Data records for software interfaces:
────

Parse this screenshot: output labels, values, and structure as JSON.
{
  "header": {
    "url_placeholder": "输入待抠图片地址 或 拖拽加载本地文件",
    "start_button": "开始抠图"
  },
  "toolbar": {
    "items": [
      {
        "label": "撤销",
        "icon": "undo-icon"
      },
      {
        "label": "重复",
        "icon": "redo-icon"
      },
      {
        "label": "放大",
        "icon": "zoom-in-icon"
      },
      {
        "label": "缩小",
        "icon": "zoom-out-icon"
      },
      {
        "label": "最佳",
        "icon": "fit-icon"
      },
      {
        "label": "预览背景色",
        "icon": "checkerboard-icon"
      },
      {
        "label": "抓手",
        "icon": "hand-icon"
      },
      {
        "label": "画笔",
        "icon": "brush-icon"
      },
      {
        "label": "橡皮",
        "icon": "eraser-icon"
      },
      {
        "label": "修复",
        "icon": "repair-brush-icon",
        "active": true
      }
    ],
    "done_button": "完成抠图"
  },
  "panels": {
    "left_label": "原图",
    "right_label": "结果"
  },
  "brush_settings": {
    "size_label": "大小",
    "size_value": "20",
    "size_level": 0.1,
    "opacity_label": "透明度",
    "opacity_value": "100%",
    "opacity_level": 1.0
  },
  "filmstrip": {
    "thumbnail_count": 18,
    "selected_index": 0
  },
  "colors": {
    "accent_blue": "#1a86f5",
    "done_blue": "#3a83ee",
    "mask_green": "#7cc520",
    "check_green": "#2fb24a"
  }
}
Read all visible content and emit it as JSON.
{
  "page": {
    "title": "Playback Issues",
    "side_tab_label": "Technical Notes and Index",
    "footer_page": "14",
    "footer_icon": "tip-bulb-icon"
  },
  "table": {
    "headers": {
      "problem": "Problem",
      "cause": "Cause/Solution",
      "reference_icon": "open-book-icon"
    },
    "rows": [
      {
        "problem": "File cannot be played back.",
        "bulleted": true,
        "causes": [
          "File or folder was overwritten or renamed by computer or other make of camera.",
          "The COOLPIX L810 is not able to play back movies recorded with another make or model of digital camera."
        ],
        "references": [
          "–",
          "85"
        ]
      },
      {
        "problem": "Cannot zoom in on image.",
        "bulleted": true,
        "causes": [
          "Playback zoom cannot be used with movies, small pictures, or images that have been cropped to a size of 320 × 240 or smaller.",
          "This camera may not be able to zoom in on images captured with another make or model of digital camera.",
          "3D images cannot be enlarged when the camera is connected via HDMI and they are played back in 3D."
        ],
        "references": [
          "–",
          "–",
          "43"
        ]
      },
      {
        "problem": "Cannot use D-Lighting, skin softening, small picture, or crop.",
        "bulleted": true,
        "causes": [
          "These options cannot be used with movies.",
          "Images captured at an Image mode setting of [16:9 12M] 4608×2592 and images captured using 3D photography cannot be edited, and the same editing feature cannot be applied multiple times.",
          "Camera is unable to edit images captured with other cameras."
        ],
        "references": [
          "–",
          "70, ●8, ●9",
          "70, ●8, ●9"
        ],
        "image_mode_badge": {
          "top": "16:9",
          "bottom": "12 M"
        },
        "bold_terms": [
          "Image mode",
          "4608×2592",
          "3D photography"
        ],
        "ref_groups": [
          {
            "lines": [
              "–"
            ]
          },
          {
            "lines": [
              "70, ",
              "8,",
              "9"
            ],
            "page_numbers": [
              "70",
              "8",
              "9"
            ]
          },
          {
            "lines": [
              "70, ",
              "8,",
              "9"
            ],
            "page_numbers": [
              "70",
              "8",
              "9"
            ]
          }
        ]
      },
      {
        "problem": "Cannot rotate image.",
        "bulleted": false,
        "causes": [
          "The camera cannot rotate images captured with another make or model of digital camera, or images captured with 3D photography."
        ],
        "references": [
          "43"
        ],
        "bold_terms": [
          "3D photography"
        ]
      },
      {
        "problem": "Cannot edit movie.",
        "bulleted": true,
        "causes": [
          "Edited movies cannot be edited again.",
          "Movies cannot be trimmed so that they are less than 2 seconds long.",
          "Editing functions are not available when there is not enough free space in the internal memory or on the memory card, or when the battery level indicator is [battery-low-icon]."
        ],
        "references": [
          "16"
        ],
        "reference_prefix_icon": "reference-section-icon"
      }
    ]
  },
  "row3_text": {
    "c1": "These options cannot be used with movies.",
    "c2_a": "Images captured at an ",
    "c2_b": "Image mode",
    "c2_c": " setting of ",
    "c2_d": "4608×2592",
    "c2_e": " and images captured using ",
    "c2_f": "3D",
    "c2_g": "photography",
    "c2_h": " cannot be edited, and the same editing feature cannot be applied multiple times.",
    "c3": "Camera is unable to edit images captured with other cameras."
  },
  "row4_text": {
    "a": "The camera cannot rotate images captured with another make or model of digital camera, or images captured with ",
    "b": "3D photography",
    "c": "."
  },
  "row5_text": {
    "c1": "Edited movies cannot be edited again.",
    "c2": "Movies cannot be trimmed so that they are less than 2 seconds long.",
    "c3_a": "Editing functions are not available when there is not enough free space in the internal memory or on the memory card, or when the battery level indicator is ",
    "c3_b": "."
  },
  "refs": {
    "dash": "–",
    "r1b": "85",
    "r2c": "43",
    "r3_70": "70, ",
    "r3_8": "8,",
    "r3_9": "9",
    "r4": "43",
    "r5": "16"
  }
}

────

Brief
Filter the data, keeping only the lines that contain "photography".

Answer section
          "Images captured at an Image mode setting of [16:9 12M] 4608×2592 and images captured using 3D photography cannot be edited, and the same editing feature cannot be applied multiple times.",
          "3D photography"
          "The camera cannot rotate images captured with another make or model of digital camera, or images captured with 3D photography."
          "3D photography"
    "c2_g": "photography",
    "b": "3D photography",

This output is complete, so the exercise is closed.